The most active gold futures contract on Wednesday mark its first death cross since June 2018, according to Dow Jones Market Data, with the 50-day moving average at $1,856.46 and the 200-day moving average at $1,857.67.
The death cross “isn’t an ideal development for gold,” especially since that hasn’t happened in more than two years, said Craig Erlam, senior market analyst at Oanda, in a market update.
Higher U.S. Treasury yields are “making investors a little nervous and are generally positive for the dollar,” he said. A move back above 91 in the ICE U.S. Dollar Index DXY could be a bullish signal for the dollar. “This is naturally a negative development for gold.”
Yields in U.S. Treasurys, seen as a direct haven competitor to gold that also offers a coupon, have been touching their highest levels in months, making a more compelling case to own bonds compared against commodities that don’t offer a yield.
The 10-year Treasury note yield TMUBMUSD10Y, 1.295% touched a high of 1.33% Wednesday, putting the government bond near its highest level since late February of 2020.
Rising interest rates have created downward pressure on gold as they make the dollar and bonds “relatively more attractive as stores of value than gold,” said Jason Teed, co-portfolio manager of the Gold Bullion Strategy Fund QGLDX. Still, a record high price for the metal is “not outside the realm of possibility” if interest rates “stay suppressed and inflation concerns increase as the economy recovers.”
April gold GC00, -1.47% GCJ21, -1.47% fell $26.20, or 1.5%, to settle at $1,772.80 an ounce, after skidding 1.3% on Tuesday.
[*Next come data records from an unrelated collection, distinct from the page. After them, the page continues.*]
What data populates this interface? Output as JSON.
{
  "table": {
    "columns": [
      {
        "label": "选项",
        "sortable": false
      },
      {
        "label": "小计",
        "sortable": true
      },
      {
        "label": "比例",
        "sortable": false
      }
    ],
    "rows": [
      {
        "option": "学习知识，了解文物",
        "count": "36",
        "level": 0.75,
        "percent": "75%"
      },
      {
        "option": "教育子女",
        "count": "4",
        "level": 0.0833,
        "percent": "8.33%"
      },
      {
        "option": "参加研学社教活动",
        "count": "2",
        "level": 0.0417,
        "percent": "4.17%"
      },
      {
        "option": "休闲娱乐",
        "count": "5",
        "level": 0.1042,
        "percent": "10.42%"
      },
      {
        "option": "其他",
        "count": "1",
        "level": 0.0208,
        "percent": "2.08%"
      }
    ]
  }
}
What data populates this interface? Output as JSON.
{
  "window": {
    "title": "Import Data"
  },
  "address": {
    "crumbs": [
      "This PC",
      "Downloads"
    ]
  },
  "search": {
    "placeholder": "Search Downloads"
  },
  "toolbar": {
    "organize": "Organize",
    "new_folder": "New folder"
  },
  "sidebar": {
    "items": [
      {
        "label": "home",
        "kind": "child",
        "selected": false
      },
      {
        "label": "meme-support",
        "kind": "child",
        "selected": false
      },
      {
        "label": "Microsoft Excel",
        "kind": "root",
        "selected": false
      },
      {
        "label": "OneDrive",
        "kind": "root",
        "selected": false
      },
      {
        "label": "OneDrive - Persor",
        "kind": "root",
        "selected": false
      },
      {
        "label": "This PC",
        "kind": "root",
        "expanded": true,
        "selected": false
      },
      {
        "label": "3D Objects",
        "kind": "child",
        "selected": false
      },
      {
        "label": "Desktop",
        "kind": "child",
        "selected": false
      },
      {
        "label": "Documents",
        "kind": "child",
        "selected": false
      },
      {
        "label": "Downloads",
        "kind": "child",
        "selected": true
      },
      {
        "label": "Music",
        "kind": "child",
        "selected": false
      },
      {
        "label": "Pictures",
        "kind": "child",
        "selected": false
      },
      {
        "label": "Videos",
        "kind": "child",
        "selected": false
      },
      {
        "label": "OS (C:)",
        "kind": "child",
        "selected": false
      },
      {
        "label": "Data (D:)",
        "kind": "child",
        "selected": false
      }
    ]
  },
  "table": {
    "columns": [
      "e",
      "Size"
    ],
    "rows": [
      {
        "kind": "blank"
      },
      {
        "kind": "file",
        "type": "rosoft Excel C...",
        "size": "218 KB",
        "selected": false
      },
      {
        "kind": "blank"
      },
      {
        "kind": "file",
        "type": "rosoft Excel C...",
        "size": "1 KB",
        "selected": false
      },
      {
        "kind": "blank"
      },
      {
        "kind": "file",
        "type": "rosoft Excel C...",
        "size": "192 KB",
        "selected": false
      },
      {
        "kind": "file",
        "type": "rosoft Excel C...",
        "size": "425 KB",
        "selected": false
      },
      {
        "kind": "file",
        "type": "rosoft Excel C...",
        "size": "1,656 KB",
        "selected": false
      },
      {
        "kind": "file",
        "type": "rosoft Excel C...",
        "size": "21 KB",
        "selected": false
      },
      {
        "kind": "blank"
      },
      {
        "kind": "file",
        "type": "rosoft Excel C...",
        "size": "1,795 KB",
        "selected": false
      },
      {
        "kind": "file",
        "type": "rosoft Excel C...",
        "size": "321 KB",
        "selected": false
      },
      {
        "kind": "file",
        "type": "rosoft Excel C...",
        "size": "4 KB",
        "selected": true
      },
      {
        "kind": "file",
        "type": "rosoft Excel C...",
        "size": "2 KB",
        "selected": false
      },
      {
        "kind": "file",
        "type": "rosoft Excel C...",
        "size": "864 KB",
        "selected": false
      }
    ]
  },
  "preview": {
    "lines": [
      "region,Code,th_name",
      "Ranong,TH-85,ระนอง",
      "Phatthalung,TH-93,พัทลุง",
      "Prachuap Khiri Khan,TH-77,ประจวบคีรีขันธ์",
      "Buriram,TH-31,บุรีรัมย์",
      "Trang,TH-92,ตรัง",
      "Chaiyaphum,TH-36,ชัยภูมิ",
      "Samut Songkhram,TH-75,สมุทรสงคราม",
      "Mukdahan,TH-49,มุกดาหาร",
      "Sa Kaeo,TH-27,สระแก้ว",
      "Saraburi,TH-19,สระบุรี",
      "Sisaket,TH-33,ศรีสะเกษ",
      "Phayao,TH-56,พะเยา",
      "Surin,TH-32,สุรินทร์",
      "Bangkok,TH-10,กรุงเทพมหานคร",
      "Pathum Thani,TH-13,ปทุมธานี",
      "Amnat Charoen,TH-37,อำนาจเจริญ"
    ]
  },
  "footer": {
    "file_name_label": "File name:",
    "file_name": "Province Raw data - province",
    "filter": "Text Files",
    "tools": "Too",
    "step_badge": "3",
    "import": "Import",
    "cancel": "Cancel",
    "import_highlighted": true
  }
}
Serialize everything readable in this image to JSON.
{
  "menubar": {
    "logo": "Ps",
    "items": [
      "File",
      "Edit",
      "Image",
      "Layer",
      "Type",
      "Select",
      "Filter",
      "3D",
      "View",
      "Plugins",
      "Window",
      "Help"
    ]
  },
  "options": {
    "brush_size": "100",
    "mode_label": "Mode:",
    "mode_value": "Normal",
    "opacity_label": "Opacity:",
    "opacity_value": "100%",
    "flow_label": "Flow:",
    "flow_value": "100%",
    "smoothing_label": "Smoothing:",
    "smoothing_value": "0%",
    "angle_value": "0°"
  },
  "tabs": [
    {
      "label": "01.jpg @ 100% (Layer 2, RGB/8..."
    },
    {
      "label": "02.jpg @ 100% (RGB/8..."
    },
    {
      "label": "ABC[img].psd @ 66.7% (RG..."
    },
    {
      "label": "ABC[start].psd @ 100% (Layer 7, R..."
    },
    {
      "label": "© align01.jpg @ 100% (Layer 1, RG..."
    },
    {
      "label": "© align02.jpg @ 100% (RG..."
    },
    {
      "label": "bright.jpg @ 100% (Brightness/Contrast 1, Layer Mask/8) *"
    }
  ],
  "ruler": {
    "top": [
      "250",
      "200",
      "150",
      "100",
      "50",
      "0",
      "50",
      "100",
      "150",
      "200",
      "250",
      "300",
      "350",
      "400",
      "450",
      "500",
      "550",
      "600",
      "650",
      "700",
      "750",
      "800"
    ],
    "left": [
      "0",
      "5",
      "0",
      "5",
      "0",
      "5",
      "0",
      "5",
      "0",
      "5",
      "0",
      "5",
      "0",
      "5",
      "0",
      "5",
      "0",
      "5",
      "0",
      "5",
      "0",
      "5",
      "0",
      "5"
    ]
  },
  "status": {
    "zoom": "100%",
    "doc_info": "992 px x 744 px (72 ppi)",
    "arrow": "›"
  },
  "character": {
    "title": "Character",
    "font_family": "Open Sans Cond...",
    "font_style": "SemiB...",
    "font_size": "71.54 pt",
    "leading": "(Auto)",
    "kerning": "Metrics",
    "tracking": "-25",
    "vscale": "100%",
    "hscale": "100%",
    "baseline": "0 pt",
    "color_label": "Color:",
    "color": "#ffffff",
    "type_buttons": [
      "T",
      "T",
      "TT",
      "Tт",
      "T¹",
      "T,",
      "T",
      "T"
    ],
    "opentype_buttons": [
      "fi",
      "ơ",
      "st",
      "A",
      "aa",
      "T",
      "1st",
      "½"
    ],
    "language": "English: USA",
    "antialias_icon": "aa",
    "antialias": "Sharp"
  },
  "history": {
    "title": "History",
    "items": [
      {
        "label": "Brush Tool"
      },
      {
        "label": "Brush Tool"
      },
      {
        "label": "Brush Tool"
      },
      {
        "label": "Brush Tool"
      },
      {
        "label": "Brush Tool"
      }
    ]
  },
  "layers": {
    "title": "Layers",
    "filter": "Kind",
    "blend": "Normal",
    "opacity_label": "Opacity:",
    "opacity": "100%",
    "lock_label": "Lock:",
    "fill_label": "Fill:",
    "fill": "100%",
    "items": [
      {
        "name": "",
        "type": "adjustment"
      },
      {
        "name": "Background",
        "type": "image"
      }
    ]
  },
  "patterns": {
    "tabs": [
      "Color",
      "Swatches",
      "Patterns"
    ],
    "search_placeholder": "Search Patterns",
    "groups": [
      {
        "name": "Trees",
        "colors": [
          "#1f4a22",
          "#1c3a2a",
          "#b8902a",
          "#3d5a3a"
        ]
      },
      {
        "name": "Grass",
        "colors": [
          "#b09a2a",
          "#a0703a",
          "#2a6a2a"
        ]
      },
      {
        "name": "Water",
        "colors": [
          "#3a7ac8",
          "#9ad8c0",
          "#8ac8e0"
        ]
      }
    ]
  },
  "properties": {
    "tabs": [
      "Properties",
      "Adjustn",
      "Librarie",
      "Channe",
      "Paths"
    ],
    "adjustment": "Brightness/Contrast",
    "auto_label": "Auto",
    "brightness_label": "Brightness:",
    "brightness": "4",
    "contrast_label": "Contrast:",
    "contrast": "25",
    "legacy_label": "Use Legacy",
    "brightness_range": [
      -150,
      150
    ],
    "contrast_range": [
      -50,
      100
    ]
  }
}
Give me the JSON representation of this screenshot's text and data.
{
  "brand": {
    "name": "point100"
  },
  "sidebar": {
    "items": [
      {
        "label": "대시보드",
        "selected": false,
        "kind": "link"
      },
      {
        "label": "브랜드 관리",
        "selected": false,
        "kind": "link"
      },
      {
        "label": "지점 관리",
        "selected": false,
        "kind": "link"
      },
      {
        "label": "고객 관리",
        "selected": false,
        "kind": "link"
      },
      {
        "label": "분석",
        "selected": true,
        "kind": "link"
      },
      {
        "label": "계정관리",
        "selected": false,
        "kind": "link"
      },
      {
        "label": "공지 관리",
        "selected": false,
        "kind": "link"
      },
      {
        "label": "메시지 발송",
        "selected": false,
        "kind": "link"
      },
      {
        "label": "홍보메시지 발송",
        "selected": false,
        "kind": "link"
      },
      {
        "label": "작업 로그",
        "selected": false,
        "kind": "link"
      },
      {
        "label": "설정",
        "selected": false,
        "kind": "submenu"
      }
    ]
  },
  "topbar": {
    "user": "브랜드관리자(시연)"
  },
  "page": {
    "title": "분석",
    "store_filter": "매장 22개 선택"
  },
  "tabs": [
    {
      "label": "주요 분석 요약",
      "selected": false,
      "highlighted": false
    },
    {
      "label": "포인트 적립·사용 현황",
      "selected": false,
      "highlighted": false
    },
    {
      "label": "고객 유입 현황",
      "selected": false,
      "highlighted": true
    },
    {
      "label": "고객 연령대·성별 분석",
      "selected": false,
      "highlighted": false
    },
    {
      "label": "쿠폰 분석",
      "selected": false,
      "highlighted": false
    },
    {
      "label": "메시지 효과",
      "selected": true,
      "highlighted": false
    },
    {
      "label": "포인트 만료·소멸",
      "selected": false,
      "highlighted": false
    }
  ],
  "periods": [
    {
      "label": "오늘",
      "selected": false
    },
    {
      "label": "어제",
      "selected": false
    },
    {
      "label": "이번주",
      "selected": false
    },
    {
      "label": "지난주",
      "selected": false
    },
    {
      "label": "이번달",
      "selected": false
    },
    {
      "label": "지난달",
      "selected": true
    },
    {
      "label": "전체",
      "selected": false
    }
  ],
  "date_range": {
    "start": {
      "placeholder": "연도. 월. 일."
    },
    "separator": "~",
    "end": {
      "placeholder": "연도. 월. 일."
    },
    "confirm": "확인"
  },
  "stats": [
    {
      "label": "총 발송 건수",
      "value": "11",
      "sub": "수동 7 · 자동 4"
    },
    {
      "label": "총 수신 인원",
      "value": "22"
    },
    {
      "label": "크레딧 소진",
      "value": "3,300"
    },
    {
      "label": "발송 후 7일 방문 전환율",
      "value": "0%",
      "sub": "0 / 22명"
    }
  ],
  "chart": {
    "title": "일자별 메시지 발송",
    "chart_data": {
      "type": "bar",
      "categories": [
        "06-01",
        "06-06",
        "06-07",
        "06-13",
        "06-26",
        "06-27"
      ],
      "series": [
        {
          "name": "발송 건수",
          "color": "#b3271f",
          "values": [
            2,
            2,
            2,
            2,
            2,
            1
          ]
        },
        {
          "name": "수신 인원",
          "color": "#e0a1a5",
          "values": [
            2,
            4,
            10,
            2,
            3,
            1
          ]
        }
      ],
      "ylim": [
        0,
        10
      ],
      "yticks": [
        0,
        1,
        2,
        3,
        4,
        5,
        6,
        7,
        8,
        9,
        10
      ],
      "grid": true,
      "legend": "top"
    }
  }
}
The yellow metal booked the lowest finish for a most-active contract since late June.
“Overall, markets are optimistic about an economic recovery” as the rollout of the COVID-19 vaccine continues, David Russell, director of communications at GoldCore, told MarketWatch. “Updates on the next round of stimulus may well continue the asset class inflation that we are currently seeing and some of this is sure to flow in to gold.”
The market, however, will wait to see how the death cross plays out, he said. Technically, gold is “looking soft,” though there should be good support around the $1,755 to $1,765 level and below that, support is at $1,700, said Russell.
Meanwhile, minutes of the Federal Open Market Committee January meeting released Wednesday after the gold futures settlement, showed that committee members have seen an increase in downward risks to employment and inflation.
Losses for gold also follow U.S. economic data Wednesday, with retail sales up 5.3% in January, the largest increase in eight months — a positive sign in regard to the health of the consumer amid the COVID-19 pandemic. Industrial production also rose 0.9% in January, to mark a fourth straight month climb.
Also among the Comex metals Wednesday, silver for March delivery SI00, +0.13% SIH21, +0.13% settled a penny, or less than 0.1%, lower at $27.315 an ounce.
March copper HGH21, -0.23% lost nearly 0.4% to $3.8205 a pound. April platinum PLJ21, -1.52% shed 1.7% to $1,257.70 an ounce and March palladium PAH21, -0.74% finished at $2,369.70 an ounce, down 0.8%.